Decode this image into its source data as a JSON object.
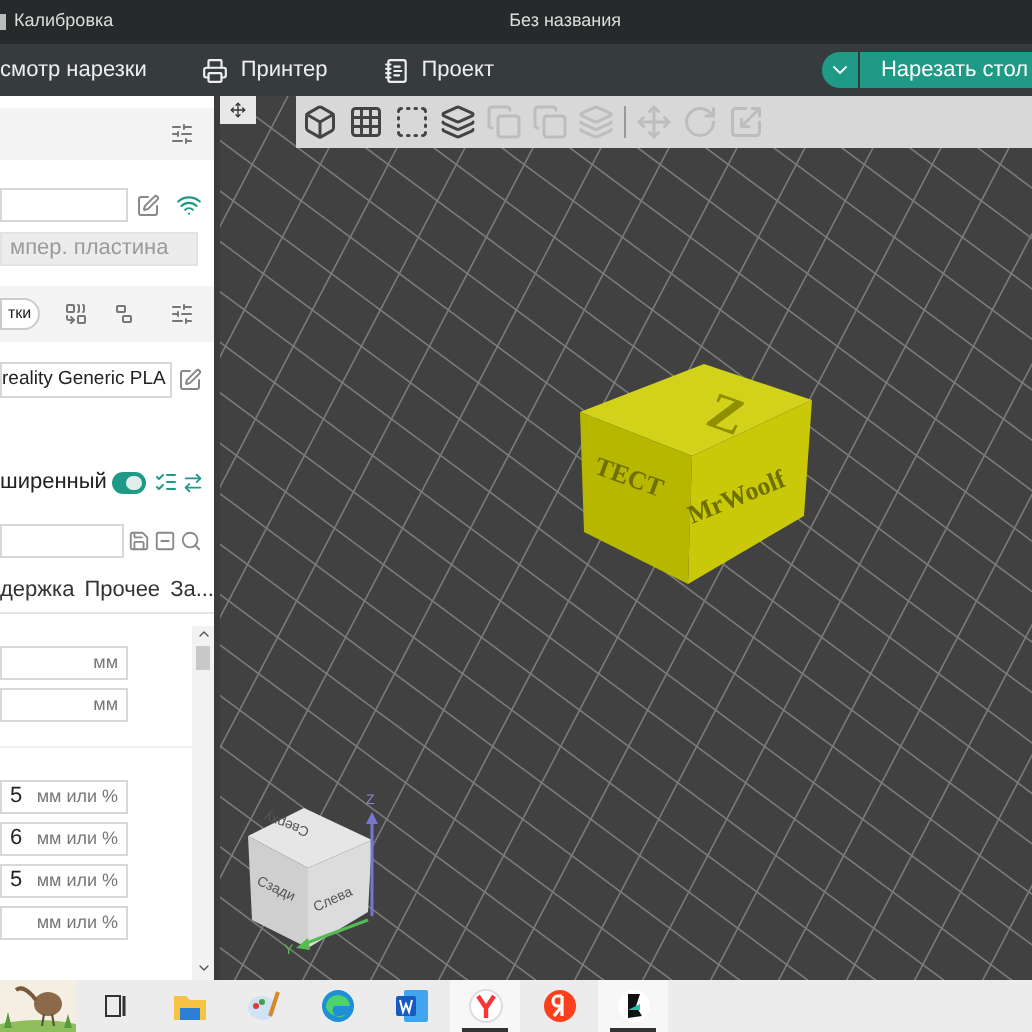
{
  "title_bar": {
    "app_menu": "Калибровка",
    "title": "Без названия"
  },
  "top_tabs": [
    {
      "kind": "preview",
      "label": "смотр нарезки"
    },
    {
      "kind": "printer",
      "label": "Принтер"
    },
    {
      "kind": "project",
      "label": "Проект"
    }
  ],
  "slice_button": {
    "label": "Нарезать стол"
  },
  "left_panel": {
    "plate_field": {
      "value": "мпер. пластина",
      "disabled": true
    },
    "filament_button": "тки",
    "filament_field": "reality Generic PLA",
    "advanced": {
      "label": "ширенный",
      "on": true
    },
    "param_tabs": [
      {
        "label": "держка",
        "selected": false
      },
      {
        "label": "Прочее",
        "selected": false
      },
      {
        "label": "За...",
        "selected": false
      }
    ],
    "param_groups": [
      [
        {
          "unit": "мм"
        },
        {
          "unit": "мм"
        }
      ],
      [
        {
          "value": "5",
          "unit": "мм или %"
        },
        {
          "value": "6",
          "unit": "мм или %"
        },
        {
          "value": "5",
          "unit": "мм или %"
        },
        {
          "unit": "мм или %"
        }
      ]
    ]
  },
  "viewport": {
    "model": {
      "top_text": "Z",
      "side_text": "ТЕСТ",
      "front_text": "MrWoolf"
    },
    "nav_cube": {
      "top": "Сверху",
      "left": "Сзади",
      "right": "Слева",
      "z_axis": "Z",
      "y_axis": "Y"
    }
  },
  "taskbar": [
    {
      "kind": "picture"
    },
    {
      "kind": "task-view",
      "open": false
    },
    {
      "kind": "explorer",
      "open": false
    },
    {
      "kind": "paint",
      "open": false
    },
    {
      "kind": "edge",
      "open": false
    },
    {
      "kind": "word",
      "open": false
    },
    {
      "kind": "yandex-browser",
      "open": true
    },
    {
      "kind": "yandex",
      "open": false
    },
    {
      "kind": "slicer",
      "open": true
    }
  ]
}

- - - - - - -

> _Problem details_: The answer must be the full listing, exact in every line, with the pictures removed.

> _Result of this task_:
Decode this image into its source data as a JSON object.
{
  "title_bar": {
    "app_menu": "Калибровка",
    "title": "Без названия"
  },
  "top_tabs": [
    {
      "kind": "preview",
      "label": "смотр нарезки"
    },
    {
      "kind": "printer",
      "label": "Принтер"
    },
    {
      "kind": "project",
      "label": "Проект"
    }
  ],
  "slice_button": {
    "label": "Нарезать стол"
  },
  "left_panel": {
    "plate_field": {
      "value": "мпер. пластина",
      "disabled": true
    },
    "filament_button": "тки",
    "filament_field": "reality Generic PLA",
    "advanced": {
      "label": "ширенный",
      "on": true
    },
    "param_tabs": [
      {
        "label": "держка",
        "selected": false
      },
      {
        "label": "Прочее",
        "selected": false
      },
      {
        "label": "За...",
        "selected": false
      }
    ],
    "param_groups": [
      [
        {
          "unit": "мм"
        },
        {
          "unit": "мм"
        }
      ],
      [
        {
          "value": "5",
          "unit": "мм или %"
        },
        {
          "value": "6",
          "unit": "мм или %"
        },
        {
          "value": "5",
          "unit": "мм или %"
        },
        {
          "unit": "мм или %"
        }
      ]
    ]
  },
  "viewport": {
    "model": {
      "top_text": "Z",
      "side_text": "ТЕСТ",
      "front_text": "MrWoolf"
    },
    "nav_cube": {
      "top": "Сверху",
      "left": "Сзади",
      "right": "Слева",
      "z_axis": "Z",
      "y_axis": "Y"
    }
  },
  "taskbar": [
    {
      "kind": "picture"
    },
    {
      "kind": "task-view",
      "open": false
    },
    {
      "kind": "explorer",
      "open": false
    },
    {
      "kind": "paint",
      "open": false
    },
    {
      "kind": "edge",
      "open": false
    },
    {
      "kind": "word",
      "open": false
    },
    {
      "kind": "yandex-browser",
      "open": true
    },
    {
      "kind": "yandex",
      "open": false
    },
    {
      "kind": "slicer",
      "open": true
    }
  ]
}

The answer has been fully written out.